Exercise ->
Pick out every line of the entries below where "icon" occurs, and copy those lines.

Records to process ->
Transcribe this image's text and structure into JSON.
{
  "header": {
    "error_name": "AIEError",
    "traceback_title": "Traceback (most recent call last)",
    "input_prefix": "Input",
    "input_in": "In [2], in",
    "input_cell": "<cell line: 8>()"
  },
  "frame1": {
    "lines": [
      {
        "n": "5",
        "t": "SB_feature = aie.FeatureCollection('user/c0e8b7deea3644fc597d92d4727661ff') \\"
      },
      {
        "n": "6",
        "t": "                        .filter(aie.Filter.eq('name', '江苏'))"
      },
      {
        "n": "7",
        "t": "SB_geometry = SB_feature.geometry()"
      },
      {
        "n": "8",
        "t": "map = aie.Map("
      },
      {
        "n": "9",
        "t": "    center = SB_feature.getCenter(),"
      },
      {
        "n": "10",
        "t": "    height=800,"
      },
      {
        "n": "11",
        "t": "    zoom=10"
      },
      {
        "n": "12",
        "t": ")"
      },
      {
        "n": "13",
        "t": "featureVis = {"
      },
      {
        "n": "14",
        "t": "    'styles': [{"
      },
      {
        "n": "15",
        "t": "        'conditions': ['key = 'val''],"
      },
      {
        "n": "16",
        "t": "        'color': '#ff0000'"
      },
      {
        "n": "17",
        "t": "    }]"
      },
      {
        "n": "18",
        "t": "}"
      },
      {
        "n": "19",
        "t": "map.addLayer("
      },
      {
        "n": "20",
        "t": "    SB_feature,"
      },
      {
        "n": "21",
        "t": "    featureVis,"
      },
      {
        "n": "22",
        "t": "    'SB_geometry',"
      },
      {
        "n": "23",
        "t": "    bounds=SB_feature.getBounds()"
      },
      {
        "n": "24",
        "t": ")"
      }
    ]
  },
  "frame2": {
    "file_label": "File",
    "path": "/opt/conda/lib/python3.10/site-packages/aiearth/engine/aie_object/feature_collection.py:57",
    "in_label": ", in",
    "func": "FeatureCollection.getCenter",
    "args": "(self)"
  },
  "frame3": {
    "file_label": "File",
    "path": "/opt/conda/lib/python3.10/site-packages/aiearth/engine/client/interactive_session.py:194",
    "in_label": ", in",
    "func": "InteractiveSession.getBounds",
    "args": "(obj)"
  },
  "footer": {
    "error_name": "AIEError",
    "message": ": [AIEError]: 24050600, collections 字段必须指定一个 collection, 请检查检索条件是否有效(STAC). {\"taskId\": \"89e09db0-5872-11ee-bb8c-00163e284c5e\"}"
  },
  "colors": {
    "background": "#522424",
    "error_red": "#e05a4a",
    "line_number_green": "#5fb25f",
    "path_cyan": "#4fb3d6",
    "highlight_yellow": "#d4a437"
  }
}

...

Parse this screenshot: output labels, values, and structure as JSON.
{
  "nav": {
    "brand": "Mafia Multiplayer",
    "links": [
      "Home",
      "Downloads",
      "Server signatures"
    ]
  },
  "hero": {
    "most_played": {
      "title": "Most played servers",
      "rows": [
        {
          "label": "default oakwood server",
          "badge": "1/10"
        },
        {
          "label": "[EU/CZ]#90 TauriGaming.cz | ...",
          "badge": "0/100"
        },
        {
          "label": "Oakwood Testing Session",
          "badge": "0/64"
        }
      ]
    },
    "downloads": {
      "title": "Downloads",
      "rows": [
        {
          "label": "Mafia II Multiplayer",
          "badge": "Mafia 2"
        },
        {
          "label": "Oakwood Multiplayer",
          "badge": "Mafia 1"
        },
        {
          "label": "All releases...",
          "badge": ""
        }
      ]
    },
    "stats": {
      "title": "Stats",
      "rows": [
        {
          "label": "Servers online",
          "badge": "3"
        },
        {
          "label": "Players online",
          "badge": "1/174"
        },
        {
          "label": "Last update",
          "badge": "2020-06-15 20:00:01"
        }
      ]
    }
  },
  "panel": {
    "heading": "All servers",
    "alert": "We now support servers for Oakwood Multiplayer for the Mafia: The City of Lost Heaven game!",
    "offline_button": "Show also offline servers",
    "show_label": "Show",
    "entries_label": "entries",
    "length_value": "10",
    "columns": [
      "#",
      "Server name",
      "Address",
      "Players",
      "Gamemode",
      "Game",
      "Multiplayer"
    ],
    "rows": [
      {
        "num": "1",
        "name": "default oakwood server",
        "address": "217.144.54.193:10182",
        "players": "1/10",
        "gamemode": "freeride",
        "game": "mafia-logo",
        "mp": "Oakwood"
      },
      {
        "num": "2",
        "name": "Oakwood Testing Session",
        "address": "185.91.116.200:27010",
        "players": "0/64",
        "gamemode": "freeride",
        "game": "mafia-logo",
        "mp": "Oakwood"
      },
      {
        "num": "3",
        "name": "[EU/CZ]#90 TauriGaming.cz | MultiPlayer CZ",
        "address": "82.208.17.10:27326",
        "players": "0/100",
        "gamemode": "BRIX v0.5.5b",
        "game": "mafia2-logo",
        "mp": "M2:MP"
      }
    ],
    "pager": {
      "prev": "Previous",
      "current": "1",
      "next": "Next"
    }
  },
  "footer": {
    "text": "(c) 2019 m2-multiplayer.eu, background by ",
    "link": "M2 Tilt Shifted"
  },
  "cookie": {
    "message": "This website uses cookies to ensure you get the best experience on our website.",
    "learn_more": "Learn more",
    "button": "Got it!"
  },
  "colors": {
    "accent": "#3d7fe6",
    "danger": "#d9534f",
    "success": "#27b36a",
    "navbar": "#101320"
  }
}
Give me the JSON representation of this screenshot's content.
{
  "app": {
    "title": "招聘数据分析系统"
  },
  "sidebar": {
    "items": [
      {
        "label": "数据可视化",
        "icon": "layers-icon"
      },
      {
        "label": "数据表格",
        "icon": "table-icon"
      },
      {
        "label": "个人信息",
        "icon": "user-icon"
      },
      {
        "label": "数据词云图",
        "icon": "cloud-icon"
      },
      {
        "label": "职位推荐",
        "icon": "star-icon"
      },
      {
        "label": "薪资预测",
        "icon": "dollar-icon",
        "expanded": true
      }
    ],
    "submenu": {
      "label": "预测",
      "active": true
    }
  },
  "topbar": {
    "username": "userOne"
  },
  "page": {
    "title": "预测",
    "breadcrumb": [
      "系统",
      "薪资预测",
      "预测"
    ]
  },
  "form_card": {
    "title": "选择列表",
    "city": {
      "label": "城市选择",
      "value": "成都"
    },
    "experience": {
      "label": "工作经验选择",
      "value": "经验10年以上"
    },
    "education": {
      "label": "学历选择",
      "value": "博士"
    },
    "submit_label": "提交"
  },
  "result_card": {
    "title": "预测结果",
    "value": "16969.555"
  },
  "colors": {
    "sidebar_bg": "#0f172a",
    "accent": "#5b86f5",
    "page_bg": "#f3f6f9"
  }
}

Solution for this problem ->
        "icon": "layers-icon"
        "icon": "table-icon"
        "icon": "user-icon"
        "icon": "cloud-icon"
        "icon": "star-icon"
        "icon": "dollar-icon",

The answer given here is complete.